§ WHAT IS BEING ASKED
How many of the lines below contain "increases"? Answer with that number alone.

Entries from a dataset of interfaces
+---+
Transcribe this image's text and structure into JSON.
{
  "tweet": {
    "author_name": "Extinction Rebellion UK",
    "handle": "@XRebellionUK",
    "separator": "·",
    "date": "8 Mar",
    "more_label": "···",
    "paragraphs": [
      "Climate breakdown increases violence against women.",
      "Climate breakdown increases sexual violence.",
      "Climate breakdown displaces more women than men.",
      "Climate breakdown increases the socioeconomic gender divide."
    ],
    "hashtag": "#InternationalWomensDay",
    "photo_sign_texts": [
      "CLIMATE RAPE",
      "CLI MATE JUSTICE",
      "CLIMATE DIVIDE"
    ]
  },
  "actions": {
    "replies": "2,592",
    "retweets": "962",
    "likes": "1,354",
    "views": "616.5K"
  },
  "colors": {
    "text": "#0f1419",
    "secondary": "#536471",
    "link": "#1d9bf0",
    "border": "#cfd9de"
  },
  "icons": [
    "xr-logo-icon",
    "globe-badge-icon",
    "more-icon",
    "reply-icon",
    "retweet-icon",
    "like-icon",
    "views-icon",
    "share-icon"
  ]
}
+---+
§ EXERCISE OUTPUT
3